Counterargument is that other measures implemented by the government have been pro-poor even if jobs have not been created. Indeed, welfare measures such as Ujjwala and Mudra initiated by the PM are great; but the key indicator of pro-poor nature of the economy is the creation of jobs. What good is a free Ujjwala gas cylinder if one does not have flour to make a roti? In conclusion, the claim of the Prime Minister that his government was “pro-growth and pro-poor” is doubtful on both counts at the best and should be rejected at the worst.
The Prime Minister said that the investors from all across the world had shown confidence in the Indian economy. He said that “in the last four years, the amount of FDI received in the country was almost equal to what was received in seven years before 2014.” Data given by the official site of the government (community.data.gov.in) gives a different picture.
The FDI received in the last four years (2014 to 2017) was 137 billion dollars against 170 billion dollars in the seven years before 2014 (2007 to 2013). Yet, it could be said that 137 billion dollars is “almost” equal to 170 billion dollars. Let us not quibble about that. It is clear that the average FDI has increased from 24 billion dollars per year in the seven years before 2014 to 34 billion dollars per year in the last four years. The problem lies in the trend. A report by Economic Times says that FDI grew by 27 percent in 2015, 29 percent in 2016 and mere 9 percent in 2017.
It is also to be noted that the increase in FDI is not accompanied with an increase in growth rate. The placid growth rate does not give confidence that FDI is coming in torrents. My discussions with businessmen indicate that Indian businesses are selling to foreign entities and remitting their money abroad. In the flow of FDI has increased along with an outflow of domestic capital leaving no net impact on the economy. The increase in FDI is only a change of hats.
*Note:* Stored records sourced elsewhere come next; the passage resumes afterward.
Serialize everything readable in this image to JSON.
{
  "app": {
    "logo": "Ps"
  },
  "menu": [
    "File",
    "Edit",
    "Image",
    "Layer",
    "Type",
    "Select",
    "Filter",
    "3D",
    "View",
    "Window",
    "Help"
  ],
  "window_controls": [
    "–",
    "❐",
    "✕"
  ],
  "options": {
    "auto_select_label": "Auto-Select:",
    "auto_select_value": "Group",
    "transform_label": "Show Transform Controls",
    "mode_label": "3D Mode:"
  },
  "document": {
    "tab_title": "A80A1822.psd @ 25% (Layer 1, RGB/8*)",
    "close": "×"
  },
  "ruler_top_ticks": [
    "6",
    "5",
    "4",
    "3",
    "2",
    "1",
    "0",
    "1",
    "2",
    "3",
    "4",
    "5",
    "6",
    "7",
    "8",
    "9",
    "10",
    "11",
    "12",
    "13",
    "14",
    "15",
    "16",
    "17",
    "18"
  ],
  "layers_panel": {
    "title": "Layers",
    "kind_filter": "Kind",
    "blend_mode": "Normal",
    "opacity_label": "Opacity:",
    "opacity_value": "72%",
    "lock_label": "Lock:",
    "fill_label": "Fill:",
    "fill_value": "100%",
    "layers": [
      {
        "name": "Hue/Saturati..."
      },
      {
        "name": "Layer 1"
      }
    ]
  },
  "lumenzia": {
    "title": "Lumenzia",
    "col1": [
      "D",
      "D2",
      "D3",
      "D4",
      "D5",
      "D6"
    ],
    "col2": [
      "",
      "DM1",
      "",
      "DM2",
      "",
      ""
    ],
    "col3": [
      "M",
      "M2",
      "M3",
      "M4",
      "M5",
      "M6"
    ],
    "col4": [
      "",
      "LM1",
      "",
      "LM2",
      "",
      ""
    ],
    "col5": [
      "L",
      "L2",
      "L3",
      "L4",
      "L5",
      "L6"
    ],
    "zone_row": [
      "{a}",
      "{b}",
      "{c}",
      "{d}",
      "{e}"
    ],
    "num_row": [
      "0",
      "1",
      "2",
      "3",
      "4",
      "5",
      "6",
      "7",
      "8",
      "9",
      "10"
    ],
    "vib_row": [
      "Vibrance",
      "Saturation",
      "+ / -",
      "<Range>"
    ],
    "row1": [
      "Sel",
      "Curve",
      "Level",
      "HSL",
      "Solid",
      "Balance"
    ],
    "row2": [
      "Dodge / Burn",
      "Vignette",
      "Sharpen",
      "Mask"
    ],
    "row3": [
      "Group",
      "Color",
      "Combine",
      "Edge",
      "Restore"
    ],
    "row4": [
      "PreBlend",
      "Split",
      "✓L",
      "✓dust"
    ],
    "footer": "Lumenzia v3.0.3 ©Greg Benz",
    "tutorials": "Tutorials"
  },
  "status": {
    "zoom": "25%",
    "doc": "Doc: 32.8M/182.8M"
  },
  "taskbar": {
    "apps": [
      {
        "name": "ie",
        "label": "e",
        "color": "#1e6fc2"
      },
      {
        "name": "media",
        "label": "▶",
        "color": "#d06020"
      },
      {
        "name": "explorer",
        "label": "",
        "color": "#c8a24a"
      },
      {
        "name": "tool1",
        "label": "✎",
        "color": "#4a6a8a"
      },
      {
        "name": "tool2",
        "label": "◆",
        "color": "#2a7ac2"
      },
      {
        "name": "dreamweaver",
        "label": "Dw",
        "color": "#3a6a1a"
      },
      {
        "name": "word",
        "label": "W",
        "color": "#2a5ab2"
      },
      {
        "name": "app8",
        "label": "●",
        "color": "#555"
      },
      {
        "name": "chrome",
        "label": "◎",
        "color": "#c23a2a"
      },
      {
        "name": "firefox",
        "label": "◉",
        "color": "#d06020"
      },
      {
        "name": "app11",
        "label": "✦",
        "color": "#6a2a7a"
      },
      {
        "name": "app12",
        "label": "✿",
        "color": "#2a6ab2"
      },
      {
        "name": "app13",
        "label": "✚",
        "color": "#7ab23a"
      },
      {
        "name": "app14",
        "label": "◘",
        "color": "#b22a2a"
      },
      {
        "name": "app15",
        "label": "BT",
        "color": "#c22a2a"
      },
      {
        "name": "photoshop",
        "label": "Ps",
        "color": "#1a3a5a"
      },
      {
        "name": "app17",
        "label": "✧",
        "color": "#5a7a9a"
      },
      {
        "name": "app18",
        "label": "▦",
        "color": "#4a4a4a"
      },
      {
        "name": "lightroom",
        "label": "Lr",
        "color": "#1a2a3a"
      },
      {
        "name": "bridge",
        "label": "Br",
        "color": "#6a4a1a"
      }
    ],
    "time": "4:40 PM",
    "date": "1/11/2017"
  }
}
The overall picture is mixed. There has been improvement in corruption, establishment of IITs and IIMs, rural electrification, Indian mission on the Mars, Basic Income to the farmers, and solar energy. However, the core economic indicators of bank lending to productive sectors, GST collections, job creation and FDI are all laggard to say the least.
The Mahabharata says that the king’s situation is like the leather bag used to carry water. The water does not hold if even one of the 100 stitches is loose. The Prime Minister must take heed. The ground reality of a weakening economy will not be repaired by distributing Ujjwala cylinders and landing on the Mars.
Author was formerly Professor of Economics at IIM Bengaluru